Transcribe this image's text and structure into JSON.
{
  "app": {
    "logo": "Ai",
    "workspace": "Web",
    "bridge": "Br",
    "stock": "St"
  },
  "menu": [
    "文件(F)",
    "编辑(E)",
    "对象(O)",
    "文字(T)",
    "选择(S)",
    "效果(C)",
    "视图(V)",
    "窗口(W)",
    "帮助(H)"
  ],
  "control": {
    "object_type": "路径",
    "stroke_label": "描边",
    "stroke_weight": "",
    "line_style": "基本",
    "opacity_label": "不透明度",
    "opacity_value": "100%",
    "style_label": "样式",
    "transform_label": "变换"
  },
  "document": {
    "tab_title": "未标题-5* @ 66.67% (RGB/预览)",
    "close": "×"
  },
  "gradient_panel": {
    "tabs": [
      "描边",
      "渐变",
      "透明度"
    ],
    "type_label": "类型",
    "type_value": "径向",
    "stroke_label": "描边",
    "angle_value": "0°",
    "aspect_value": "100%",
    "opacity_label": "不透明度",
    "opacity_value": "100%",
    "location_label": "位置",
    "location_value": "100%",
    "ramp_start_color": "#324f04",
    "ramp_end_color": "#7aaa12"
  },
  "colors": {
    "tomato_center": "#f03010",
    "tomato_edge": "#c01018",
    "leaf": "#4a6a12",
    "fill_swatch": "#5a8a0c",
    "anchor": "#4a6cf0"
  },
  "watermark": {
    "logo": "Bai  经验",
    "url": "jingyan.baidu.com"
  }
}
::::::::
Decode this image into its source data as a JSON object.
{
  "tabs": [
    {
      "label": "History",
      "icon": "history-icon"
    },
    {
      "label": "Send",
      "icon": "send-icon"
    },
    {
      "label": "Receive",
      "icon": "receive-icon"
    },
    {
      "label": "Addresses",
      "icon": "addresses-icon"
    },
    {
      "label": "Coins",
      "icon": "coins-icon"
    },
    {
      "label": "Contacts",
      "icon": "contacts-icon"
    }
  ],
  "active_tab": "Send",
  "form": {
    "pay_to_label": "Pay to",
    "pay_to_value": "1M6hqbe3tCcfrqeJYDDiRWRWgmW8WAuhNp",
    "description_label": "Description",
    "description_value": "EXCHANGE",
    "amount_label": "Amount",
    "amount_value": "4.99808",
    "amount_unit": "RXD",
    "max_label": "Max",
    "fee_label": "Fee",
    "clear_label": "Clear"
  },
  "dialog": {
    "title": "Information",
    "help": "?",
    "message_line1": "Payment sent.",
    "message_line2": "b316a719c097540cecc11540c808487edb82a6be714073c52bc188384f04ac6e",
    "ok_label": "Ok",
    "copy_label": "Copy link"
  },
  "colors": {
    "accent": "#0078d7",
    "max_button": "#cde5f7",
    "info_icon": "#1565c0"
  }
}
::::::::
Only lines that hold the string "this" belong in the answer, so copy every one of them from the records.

» **THE COMPLETED TASK**
Transcribe this image's text and structure into JSON.
Decode this image into its source data as a JSON object.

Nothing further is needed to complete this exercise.